◆ **Page and application data records**
+ + + + +

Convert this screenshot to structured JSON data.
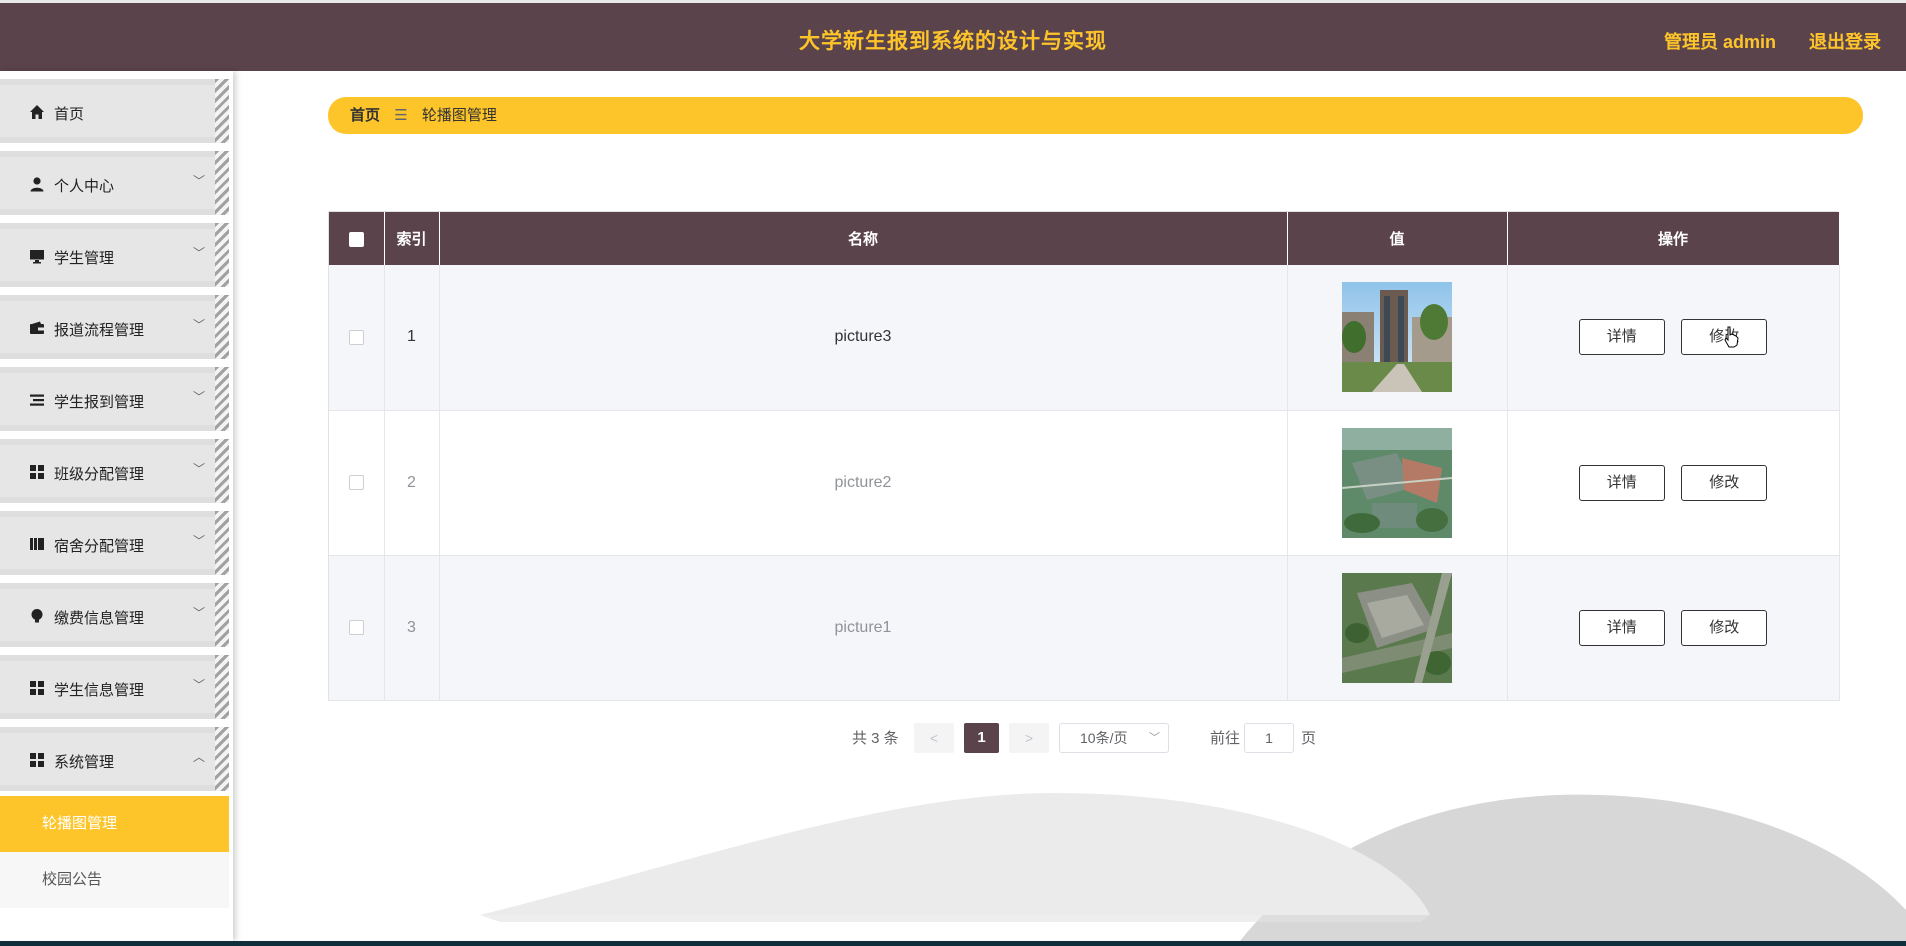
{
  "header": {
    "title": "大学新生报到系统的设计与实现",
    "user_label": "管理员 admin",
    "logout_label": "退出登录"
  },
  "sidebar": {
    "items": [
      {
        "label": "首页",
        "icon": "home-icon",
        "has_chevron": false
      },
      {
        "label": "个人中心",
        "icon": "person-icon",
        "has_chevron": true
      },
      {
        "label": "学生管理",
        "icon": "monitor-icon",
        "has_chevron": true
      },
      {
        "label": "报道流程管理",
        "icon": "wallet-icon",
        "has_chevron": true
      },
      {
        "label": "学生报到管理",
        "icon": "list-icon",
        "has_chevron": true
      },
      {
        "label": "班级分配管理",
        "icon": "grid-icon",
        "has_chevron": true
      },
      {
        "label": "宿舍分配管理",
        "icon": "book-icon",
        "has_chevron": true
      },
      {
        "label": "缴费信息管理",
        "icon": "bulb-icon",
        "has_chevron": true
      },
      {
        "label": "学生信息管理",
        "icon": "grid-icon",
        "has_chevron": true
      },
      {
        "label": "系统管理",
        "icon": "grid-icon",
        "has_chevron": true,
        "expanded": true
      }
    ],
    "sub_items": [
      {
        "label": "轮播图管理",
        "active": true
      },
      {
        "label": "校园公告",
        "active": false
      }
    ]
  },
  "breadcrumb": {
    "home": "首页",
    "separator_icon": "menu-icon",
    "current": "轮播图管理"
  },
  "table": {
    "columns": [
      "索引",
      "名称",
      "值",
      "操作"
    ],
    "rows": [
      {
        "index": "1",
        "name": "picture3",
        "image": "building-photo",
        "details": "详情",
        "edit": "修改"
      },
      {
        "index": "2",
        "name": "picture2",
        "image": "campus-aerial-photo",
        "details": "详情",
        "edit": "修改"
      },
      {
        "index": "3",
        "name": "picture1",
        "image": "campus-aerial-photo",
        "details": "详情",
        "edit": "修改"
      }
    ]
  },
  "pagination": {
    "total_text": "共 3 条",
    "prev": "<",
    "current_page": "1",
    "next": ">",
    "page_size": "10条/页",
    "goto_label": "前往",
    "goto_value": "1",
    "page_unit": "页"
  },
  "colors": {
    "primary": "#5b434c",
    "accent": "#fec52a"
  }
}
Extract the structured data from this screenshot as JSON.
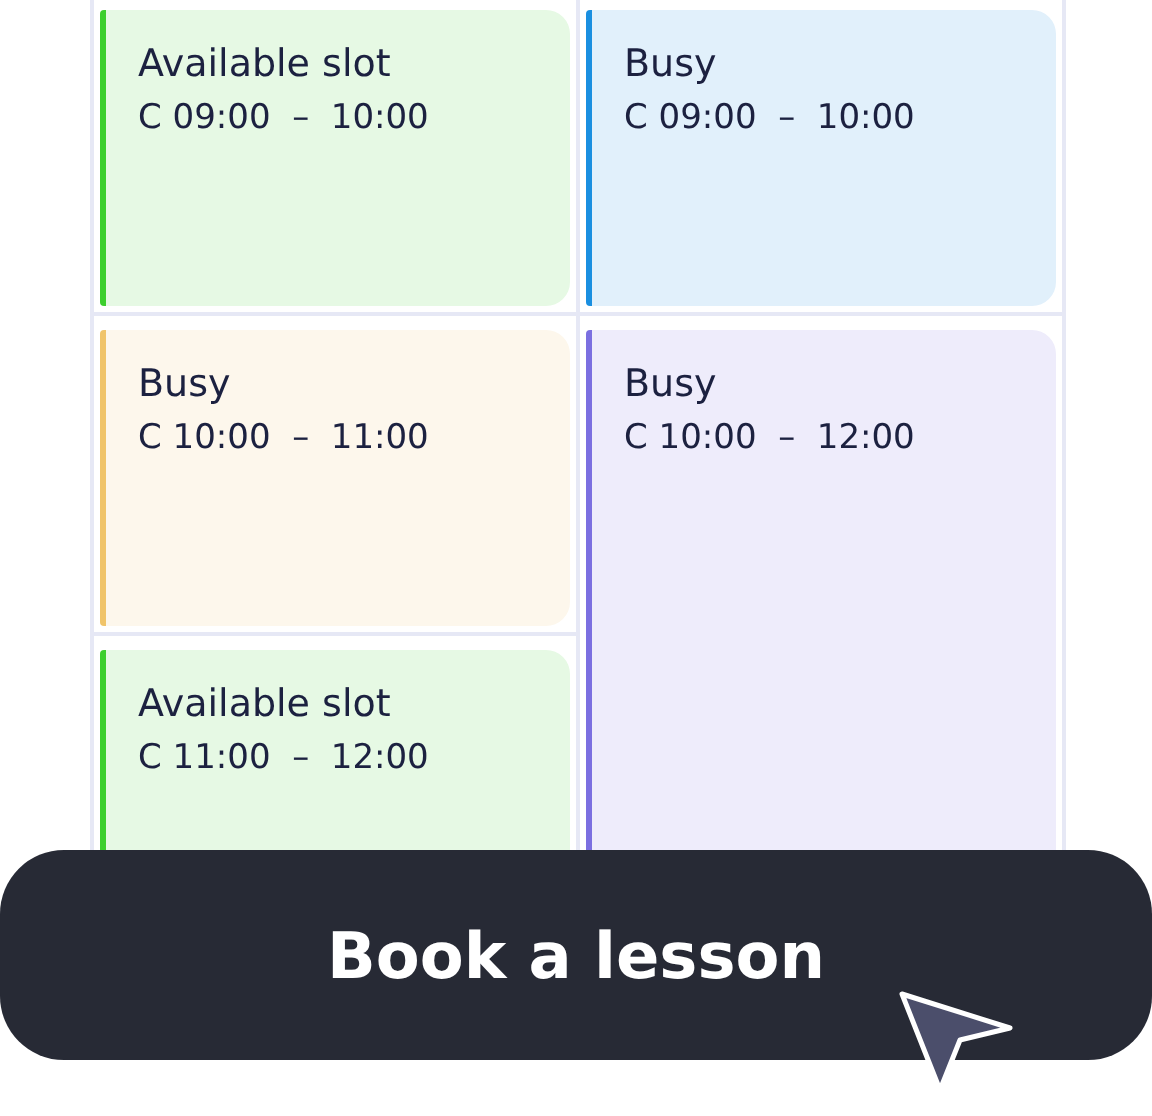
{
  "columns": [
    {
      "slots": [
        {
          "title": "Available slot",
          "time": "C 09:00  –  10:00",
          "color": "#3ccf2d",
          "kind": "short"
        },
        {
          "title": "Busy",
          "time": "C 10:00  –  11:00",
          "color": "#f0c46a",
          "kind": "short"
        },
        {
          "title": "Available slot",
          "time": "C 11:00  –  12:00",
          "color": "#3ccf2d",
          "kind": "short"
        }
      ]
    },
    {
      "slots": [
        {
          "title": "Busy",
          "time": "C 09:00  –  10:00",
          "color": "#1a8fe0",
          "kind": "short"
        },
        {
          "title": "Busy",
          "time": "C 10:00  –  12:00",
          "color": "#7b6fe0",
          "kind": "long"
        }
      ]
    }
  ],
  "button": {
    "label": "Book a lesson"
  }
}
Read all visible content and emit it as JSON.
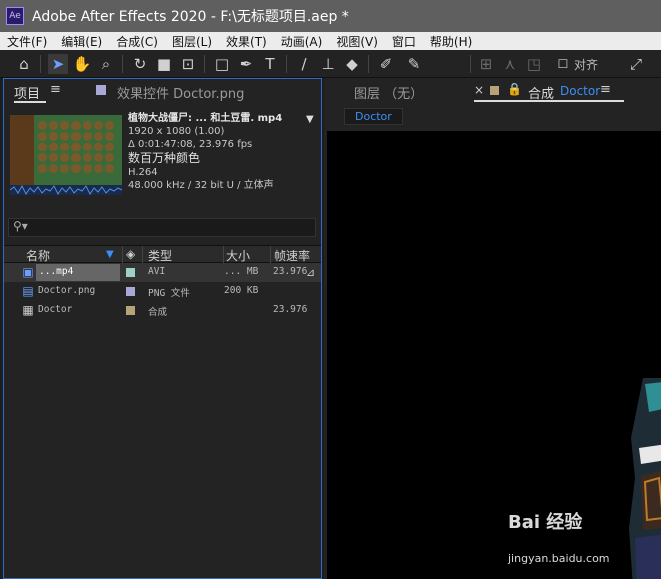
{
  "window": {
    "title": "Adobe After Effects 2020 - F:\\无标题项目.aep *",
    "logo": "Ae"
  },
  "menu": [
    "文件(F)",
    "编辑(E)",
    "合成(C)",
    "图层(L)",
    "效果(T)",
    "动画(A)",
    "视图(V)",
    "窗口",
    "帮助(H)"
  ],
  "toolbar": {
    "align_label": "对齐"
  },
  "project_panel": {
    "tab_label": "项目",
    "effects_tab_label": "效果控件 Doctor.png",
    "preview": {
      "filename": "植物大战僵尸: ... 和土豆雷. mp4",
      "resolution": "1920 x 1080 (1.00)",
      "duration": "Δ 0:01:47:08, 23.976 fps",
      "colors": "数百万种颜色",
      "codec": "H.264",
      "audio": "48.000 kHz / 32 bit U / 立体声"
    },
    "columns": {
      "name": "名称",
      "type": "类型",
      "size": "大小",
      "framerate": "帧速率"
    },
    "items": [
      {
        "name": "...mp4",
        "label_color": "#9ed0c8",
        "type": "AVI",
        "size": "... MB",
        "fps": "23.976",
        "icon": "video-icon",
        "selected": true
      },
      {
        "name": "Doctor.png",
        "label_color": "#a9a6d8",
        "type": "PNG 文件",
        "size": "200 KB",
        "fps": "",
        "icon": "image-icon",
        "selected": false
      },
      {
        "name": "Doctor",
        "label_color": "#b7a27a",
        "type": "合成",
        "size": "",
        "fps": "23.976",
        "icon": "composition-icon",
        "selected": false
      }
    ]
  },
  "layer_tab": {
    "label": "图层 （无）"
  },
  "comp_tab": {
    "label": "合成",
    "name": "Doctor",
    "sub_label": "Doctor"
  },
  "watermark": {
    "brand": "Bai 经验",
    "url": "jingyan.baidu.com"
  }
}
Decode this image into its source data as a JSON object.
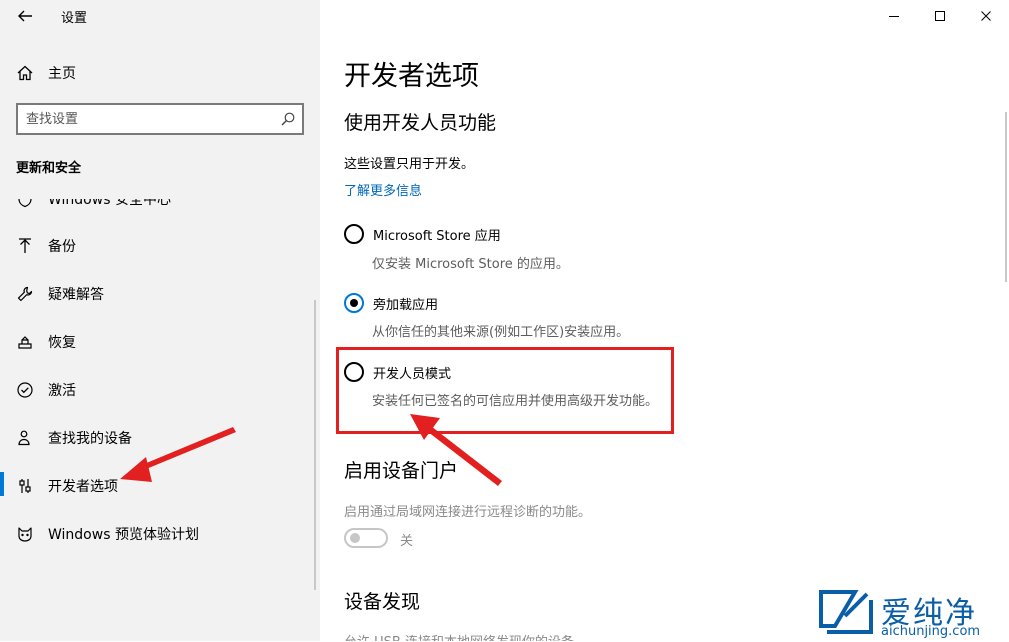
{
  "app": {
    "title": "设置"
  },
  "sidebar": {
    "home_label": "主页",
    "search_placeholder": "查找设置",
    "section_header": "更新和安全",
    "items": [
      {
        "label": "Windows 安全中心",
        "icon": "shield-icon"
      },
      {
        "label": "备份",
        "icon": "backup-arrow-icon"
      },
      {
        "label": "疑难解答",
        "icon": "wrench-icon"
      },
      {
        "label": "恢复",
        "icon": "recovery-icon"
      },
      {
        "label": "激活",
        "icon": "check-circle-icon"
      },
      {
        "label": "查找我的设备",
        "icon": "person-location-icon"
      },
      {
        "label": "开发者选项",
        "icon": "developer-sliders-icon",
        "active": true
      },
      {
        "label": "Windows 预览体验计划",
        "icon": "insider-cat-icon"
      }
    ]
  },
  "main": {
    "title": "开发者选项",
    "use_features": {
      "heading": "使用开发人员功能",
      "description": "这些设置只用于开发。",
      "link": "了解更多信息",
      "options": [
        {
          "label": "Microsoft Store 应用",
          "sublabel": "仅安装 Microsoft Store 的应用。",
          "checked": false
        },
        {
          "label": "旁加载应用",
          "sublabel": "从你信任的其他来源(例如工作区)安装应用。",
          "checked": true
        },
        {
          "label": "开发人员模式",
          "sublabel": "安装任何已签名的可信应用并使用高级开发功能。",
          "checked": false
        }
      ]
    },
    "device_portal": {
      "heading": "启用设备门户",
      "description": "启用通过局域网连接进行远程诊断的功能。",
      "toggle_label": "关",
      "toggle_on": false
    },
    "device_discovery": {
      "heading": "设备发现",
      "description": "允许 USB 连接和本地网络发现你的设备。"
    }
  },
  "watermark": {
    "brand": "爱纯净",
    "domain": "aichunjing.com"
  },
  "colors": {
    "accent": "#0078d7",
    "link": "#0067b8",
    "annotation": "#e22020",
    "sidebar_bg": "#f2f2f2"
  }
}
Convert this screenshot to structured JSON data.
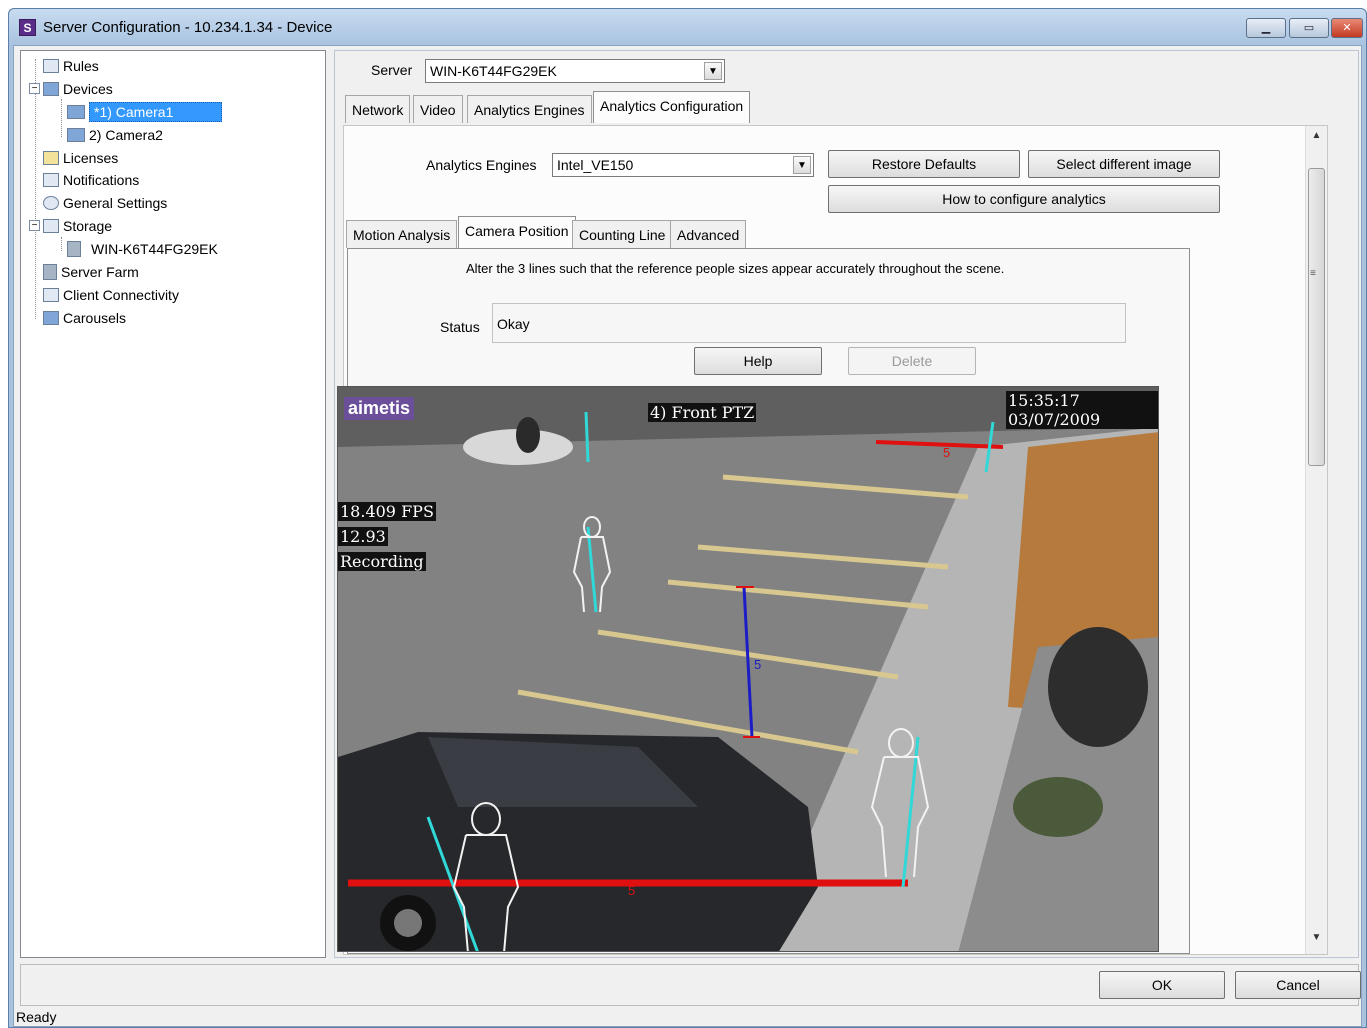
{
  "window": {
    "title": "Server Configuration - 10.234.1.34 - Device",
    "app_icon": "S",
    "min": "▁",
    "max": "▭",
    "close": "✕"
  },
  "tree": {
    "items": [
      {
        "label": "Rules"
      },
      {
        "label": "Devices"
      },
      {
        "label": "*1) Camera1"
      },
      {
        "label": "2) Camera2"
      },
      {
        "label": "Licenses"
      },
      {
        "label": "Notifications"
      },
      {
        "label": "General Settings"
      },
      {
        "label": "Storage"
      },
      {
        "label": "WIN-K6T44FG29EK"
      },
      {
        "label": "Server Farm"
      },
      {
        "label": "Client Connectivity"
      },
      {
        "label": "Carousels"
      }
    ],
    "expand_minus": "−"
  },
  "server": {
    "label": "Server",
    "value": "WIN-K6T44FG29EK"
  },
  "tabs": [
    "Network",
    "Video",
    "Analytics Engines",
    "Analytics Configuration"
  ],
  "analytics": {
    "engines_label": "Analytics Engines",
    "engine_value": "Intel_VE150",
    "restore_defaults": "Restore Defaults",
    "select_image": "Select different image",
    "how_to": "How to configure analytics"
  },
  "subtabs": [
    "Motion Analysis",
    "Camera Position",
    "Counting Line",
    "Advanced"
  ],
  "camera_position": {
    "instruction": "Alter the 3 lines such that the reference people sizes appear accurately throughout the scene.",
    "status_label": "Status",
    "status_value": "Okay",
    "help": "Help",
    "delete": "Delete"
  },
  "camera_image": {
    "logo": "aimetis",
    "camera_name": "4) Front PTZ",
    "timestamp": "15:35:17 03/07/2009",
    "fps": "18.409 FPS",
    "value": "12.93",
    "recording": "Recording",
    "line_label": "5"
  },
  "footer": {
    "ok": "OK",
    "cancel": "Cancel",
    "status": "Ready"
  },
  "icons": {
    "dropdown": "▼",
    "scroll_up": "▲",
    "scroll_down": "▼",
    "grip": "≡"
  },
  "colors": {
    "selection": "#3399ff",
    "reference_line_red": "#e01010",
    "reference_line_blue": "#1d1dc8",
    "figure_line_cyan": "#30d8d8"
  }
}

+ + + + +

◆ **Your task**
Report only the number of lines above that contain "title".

◆ **Task response**
10